William Day (Chair)
Rt Hon Earl Cairns CBE
CDC Capital Partners
The meeting was chaired by William Day. He underlined the importance of understanding whether and in what circumstances TNCs contributed to poverty reduction. Was it a concern that they were so dominant in the world economy? Could they be regulated?
George Monbiot said that it was difficult to give an unequivocal answer to the question of whether TNCs reduced poverty. Formal figures could be misleading, for example by misrepresenting the cost of environmental clean-up as a contribution to GDP (e.g. Bhopal) or by failing to measure the loss of natural capital. Furthermore, the political influence of TNCs and their role in ventriloquising policy was hard to capture in numbers. It was also important to ask the question in a comparative way: compared to what could it be said that TNCs did or did not reduce poverty?
Given these limitations, his approach would be to proceed by anecdote and then pull out general principles. The anecdotes, or examples, came from West Papua, Brazil and Kenya, among others. In West Papua, the Freeport gold and copper mine had been developed with no benefit to local people, and had been accompanied by political oppression. In Brazil, the exploitation of forests had been associated with capital flight, the destruction of local livelihoods, ill health and ecological destruction. In Kenya, tourism had impoverished many poor people, who had lost control of natural resources (e.g. along the coast, or of dry season grazing for the Maasai). Internationally, the development of GM technologies had concentrated power in the food chain and made it more likely that people would go hungry. Of course, none of these examples was without any benefit whatsoever. For example, tourism did bring some benefits, and in Indonesia, private monopolies associated with the Suharto family had created some local employment. Similarly, campaigning around rain forest destruction had created a policy space in which local processing, conservation and monitoring of extraction had all flourished.
From these examples, George Monbiot was able to distil six principles to maximise the impact of TNCs on poverty reduction:
- democracy, good governance, and a structure of accountability for corporations;
- a fair and transparent taxation system;
- a commitment to employment of local people;
- a commitment to augment rather than replace the local economy;
- avoiding the alienation of locally-owned natural resources; and
- commitment to long-term investment, not short-term investment.
Finally, George Monbiot concluded that a stiff regulatory framework was needed. Voluntary guidelines of the kind promoted by the OECD were not enough. The WTO had power of enforcement of maximum standards for free trade - by the same token, an organisation was needed with similar powers to protect the poor from predatory pricing and ensure social standards were met.
Lord Cairns began by saying that he agreed with a great deal of what George Monbiot had said. His presentation made the following points:
- Free trade is good for growth, though there is no certainty that the benefits of growth will be distributed equally. Free trade needs to be governed by rules, hence the importance of the WTO.

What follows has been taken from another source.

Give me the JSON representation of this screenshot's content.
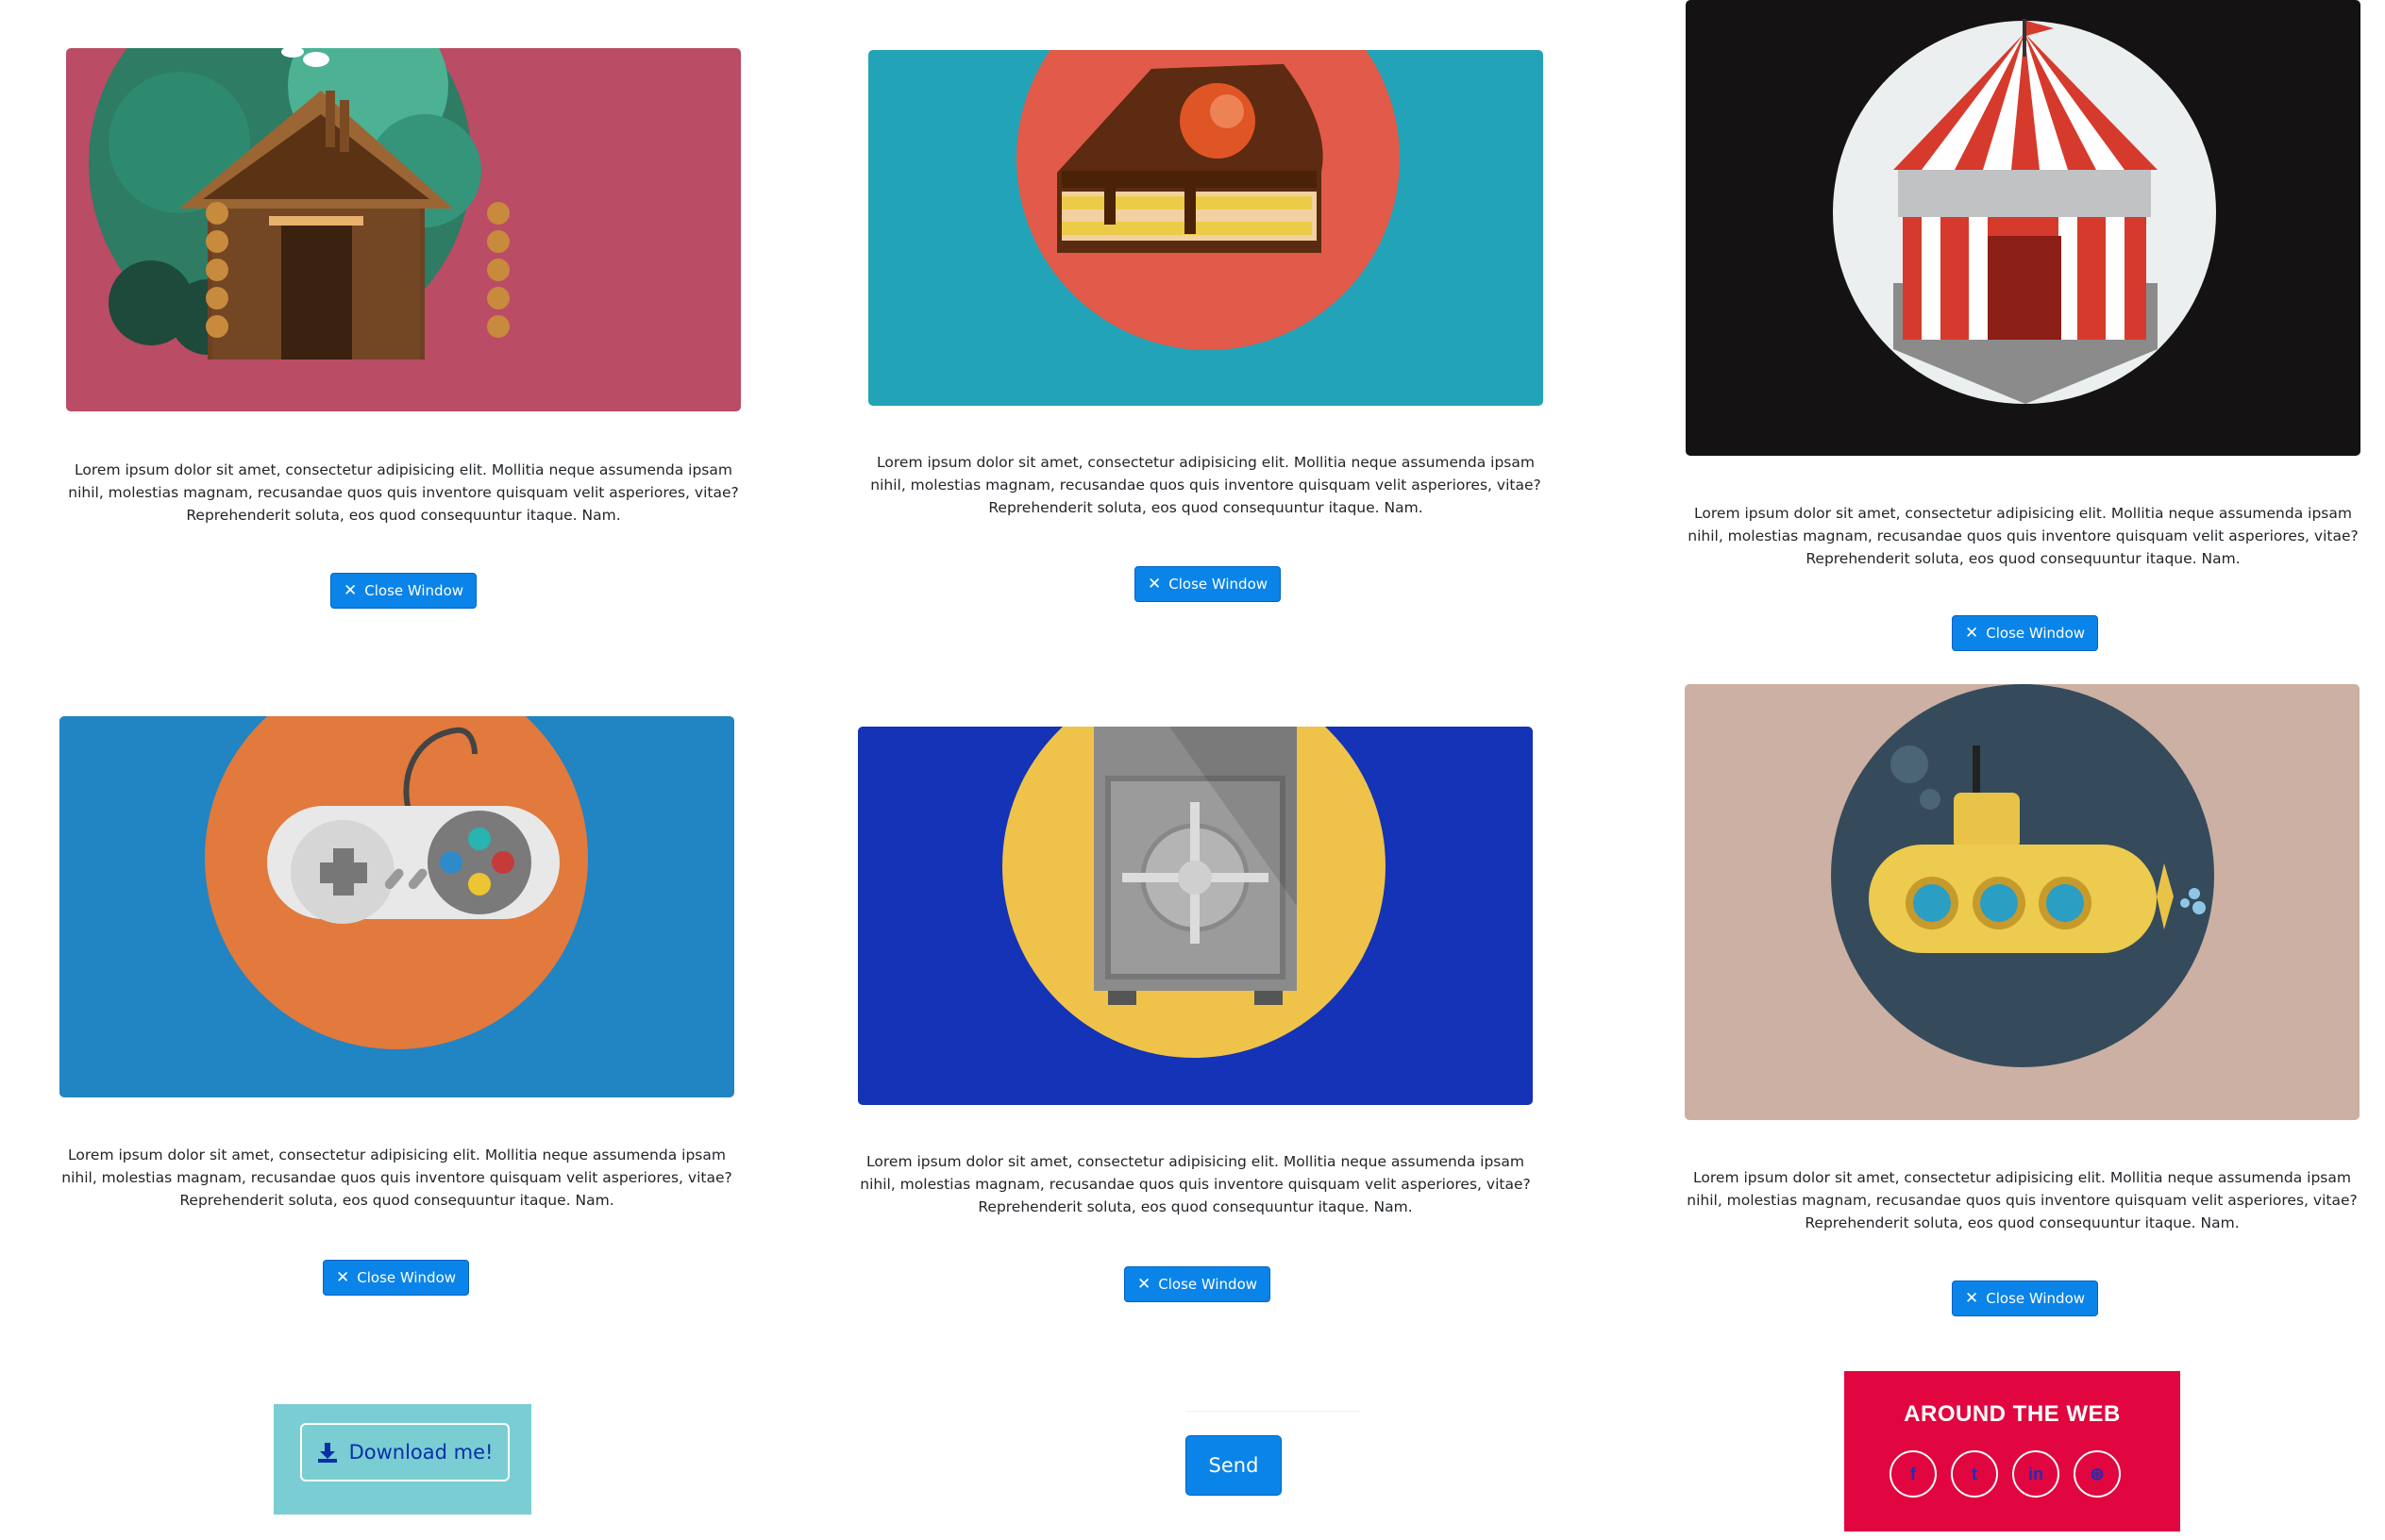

- TNCs do increase income: they introduce capital and technology, and also create structures for the efficient organisation of commerce. Technology transfer is a particularly important benefit.
- TNCs make a number of positive contributions. They bring pressure to great good administration; they provide infrastructure and services which are available to all; they help to identify and develop export potential; they increase the demand for and quality of local products; they provide tax revenue for governments; and they provide incentives to increase the quality of education.
- Whether these contributions benefit the poorest is another question. The risks are that TNCs: replace labour, especially unskilled, with capital; corner the market for skilled workers; create local monopolies; substitute imported goods for local; exploit lax environmental and labour laws; and create over-dependency on a dangerously limited range of products.
7. One response was a strong code of behaviour of the kind developed by the Commonwealth Business Council. This had six core principles:
- good corporate governance;
- codes of social behaviour;
- a commitment to training;
- sharing profitability with local staff;
- encouragement of local outsourcing/mentoring; and
- support for local community development.
8. Finally, Lord Cairns made the point that the CDC had found itself forced to withdraw from projects in the agricultural sector, largely because subsidies to agriculture in developed countries made such investments unprofitable.
9. A number of points were made in the discussion that followed. These included:
- Opposing views had been taken in the presentations about the desirability of a legally enforceable regulatory structure (Monbiot) versus a voluntary code of conduct (Cairns). A number of participants felt that regulation was probably more appropriate, but there was uncertainty as to how to achieve this. It had been observed that TNCs were reluctant to be regulated, were often able to ventriloquise country-level policy, and were difficult to hold to account (for example, on human rights). The question was then not whether to regulate TNCs, but how to do so. One answer to this was to encourage popular participation and protest as a way of forcing regulation - the example of GM foods was cited.
- On a related point, another approach was to demonstrate that there was a strong business case for good corporate governance and citizenship, for example using partnership approaches to reduce conflict, thereby producing more favourable outcomes for both communities and business.
17 October 2001
During this event William Day underlined the importance of understanding whether and in what circumstances TNCs contributed to poverty reduction. Was it a concern that they were so dominant in the world economy? Could they be regulated?